### Brief
Would you write out the records below exactly as given?

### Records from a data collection
★ ★ ★ ★ ★
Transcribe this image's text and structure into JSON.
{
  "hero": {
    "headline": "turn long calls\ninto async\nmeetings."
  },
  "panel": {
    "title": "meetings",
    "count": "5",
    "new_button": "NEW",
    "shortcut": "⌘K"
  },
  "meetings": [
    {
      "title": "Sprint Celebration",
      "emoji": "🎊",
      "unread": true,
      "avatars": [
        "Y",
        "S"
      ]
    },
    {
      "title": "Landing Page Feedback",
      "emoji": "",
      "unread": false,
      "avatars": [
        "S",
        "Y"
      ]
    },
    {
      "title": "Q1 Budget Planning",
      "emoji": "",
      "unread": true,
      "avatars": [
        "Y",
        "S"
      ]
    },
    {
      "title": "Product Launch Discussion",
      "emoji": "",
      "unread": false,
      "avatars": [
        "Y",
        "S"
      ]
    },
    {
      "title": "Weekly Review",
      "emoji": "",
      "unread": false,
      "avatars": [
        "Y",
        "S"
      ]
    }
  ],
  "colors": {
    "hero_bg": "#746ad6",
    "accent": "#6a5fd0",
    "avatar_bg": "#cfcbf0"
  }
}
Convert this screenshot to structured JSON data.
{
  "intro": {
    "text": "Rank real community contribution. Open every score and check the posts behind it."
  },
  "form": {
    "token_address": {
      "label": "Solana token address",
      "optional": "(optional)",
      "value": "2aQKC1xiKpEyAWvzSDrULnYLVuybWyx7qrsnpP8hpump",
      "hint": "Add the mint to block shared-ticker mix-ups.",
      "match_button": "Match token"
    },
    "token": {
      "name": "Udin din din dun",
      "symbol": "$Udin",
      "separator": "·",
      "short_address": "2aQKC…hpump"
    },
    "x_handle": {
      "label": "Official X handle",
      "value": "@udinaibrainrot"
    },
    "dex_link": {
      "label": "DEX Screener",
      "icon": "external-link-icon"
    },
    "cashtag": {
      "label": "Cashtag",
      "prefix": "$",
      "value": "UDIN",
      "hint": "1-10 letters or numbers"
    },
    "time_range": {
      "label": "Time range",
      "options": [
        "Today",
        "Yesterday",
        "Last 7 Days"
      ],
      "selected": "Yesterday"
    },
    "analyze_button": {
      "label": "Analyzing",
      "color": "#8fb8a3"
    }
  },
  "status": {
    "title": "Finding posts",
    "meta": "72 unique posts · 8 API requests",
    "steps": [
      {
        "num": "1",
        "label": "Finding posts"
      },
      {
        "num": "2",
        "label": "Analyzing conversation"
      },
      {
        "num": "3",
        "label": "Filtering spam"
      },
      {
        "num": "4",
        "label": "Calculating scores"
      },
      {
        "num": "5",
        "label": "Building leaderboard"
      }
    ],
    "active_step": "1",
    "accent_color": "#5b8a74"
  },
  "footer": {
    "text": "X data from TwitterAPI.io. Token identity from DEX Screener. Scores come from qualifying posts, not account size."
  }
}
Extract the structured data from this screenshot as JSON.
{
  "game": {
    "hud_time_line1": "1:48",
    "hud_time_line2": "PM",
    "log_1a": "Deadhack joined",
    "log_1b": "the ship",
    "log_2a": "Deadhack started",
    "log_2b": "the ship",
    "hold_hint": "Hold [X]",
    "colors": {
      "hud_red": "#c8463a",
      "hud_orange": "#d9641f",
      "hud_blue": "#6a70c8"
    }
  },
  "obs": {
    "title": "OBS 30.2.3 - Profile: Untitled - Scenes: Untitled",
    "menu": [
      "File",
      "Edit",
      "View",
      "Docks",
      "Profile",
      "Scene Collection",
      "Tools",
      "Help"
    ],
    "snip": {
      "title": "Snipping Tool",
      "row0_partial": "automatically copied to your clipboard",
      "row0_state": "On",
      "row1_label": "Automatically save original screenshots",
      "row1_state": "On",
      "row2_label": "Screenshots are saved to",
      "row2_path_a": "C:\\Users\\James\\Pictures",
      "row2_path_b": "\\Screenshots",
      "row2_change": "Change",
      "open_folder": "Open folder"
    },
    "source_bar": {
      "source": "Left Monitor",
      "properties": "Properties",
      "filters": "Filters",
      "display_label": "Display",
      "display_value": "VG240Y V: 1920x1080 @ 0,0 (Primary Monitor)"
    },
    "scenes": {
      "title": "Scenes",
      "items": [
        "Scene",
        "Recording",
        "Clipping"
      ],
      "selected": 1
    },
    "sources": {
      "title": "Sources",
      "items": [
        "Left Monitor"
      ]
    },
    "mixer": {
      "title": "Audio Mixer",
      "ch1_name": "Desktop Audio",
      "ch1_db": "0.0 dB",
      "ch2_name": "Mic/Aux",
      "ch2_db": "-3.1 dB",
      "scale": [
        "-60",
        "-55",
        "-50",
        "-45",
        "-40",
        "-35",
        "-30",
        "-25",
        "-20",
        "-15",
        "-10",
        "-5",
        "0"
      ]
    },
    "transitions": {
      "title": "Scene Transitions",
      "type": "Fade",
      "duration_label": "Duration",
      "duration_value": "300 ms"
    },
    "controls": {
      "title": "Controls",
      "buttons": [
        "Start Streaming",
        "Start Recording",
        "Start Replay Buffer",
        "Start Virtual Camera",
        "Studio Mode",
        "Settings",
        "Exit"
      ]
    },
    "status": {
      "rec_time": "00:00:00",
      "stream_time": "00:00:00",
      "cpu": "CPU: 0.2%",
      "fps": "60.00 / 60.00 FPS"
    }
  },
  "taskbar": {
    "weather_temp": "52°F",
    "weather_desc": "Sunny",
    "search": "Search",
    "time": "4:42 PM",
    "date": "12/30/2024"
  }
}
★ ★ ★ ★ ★
### Response to this task
Transcribe this image's text and structure into JSON.
{
  "hero": {
    "headline": "turn long calls\ninto async\nmeetings."
  },
  "panel": {
    "title": "meetings",
    "count": "5",
    "new_button": "NEW",
    "shortcut": "⌘K"
  },
  "meetings": [
    {
      "title": "Sprint Celebration",
      "emoji": "🎊",
      "unread": true,
      "avatars": [
        "Y",
        "S"
      ]
    },
    {
      "title": "Landing Page Feedback",
      "emoji": "",
      "unread": false,
      "avatars": [
        "S",
        "Y"
      ]
    },
    {
      "title": "Q1 Budget Planning",
      "emoji": "",
      "unread": true,
      "avatars": [
        "Y",
        "S"
      ]
    },
    {
      "title": "Product Launch Discussion",
      "emoji": "",
      "unread": false,
      "avatars": [
        "Y",
        "S"
      ]
    },
    {
      "title": "Weekly Review",
      "emoji": "",
      "unread": false,
      "avatars": [
        "Y",
        "S"
      ]
    }
  ],
  "colors": {
    "hero_bg": "#746ad6",
    "accent": "#6a5fd0",
    "avatar_bg": "#cfcbf0"
  }
}
Convert this screenshot to structured JSON data.
{
  "intro": {
    "text": "Rank real community contribution. Open every score and check the posts behind it."
  },
  "form": {
    "token_address": {
      "label": "Solana token address",
      "optional": "(optional)",
      "value": "2aQKC1xiKpEyAWvzSDrULnYLVuybWyx7qrsnpP8hpump",
      "hint": "Add the mint to block shared-ticker mix-ups.",
      "match_button": "Match token"
    },
    "token": {
      "name": "Udin din din dun",
      "symbol": "$Udin",
      "separator": "·",
      "short_address": "2aQKC…hpump"
    },
    "x_handle": {
      "label": "Official X handle",
      "value": "@udinaibrainrot"
    },
    "dex_link": {
      "label": "DEX Screener",
      "icon": "external-link-icon"
    },
    "cashtag": {
      "label": "Cashtag",
      "prefix": "$",
      "value": "UDIN",
      "hint": "1-10 letters or numbers"
    },
    "time_range": {
      "label": "Time range",
      "options": [
        "Today",
        "Yesterday",
        "Last 7 Days"
      ],
      "selected": "Yesterday"
    },
    "analyze_button": {
      "label": "Analyzing",
      "color": "#8fb8a3"
    }
  },
  "status": {
    "title": "Finding posts",
    "meta": "72 unique posts · 8 API requests",
    "steps": [
      {
        "num": "1",
        "label": "Finding posts"
      },
      {
        "num": "2",
        "label": "Analyzing conversation"
      },
      {
        "num": "3",
        "label": "Filtering spam"
      },
      {
        "num": "4",
        "label": "Calculating scores"
      },
      {
        "num": "5",
        "label": "Building leaderboard"
      }
    ],
    "active_step": "1",
    "accent_color": "#5b8a74"
  },
  "footer": {
    "text": "X data from TwitterAPI.io. Token identity from DEX Screener. Scores come from qualifying posts, not account size."
  }
}
Extract the structured data from this screenshot as JSON.
{
  "game": {
    "hud_time_line1": "1:48",
    "hud_time_line2": "PM",
    "log_1a": "Deadhack joined",
    "log_1b": "the ship",
    "log_2a": "Deadhack started",
    "log_2b": "the ship",
    "hold_hint": "Hold [X]",
    "colors": {
      "hud_red": "#c8463a",
      "hud_orange": "#d9641f",
      "hud_blue": "#6a70c8"
    }
  },
  "obs": {
    "title": "OBS 30.2.3 - Profile: Untitled - Scenes: Untitled",
    "menu": [
      "File",
      "Edit",
      "View",
      "Docks",
      "Profile",
      "Scene Collection",
      "Tools",
      "Help"
    ],
    "snip": {
      "title": "Snipping Tool",
      "row0_partial": "automatically copied to your clipboard",
      "row0_state": "On",
      "row1_label": "Automatically save original screenshots",
      "row1_state": "On",
      "row2_label": "Screenshots are saved to",
      "row2_path_a": "C:\\Users\\James\\Pictures",
      "row2_path_b": "\\Screenshots",
      "row2_change": "Change",
      "open_folder": "Open folder"
    },
    "source_bar": {
      "source": "Left Monitor",
      "properties": "Properties",
      "filters": "Filters",
      "display_label": "Display",
      "display_value": "VG240Y V: 1920x1080 @ 0,0 (Primary Monitor)"
    },
    "scenes": {
      "title": "Scenes",
      "items": [
        "Scene",
        "Recording",
        "Clipping"
      ],
      "selected": 1
    },
    "sources": {
      "title": "Sources",
      "items": [
        "Left Monitor"
      ]
    },
    "mixer": {
      "title": "Audio Mixer",
      "ch1_name": "Desktop Audio",
      "ch1_db": "0.0 dB",
      "ch2_name": "Mic/Aux",
      "ch2_db": "-3.1 dB",
      "scale": [
        "-60",
        "-55",
        "-50",
        "-45",
        "-40",
        "-35",
        "-30",
        "-25",
        "-20",
        "-15",
        "-10",
        "-5",
        "0"
      ]
    },
    "transitions": {
      "title": "Scene Transitions",
      "type": "Fade",
      "duration_label": "Duration",
      "duration_value": "300 ms"
    },
    "controls": {
      "title": "Controls",
      "buttons": [
        "Start Streaming",
        "Start Recording",
        "Start Replay Buffer",
        "Start Virtual Camera",
        "Studio Mode",
        "Settings",
        "Exit"
      ]
    },
    "status": {
      "rec_time": "00:00:00",
      "stream_time": "00:00:00",
      "cpu": "CPU: 0.2%",
      "fps": "60.00 / 60.00 FPS"
    }
  },
  "taskbar": {
    "weather_temp": "52°F",
    "weather_desc": "Sunny",
    "search": "Search",
    "time": "4:42 PM",
    "date": "12/30/2024"
  }
}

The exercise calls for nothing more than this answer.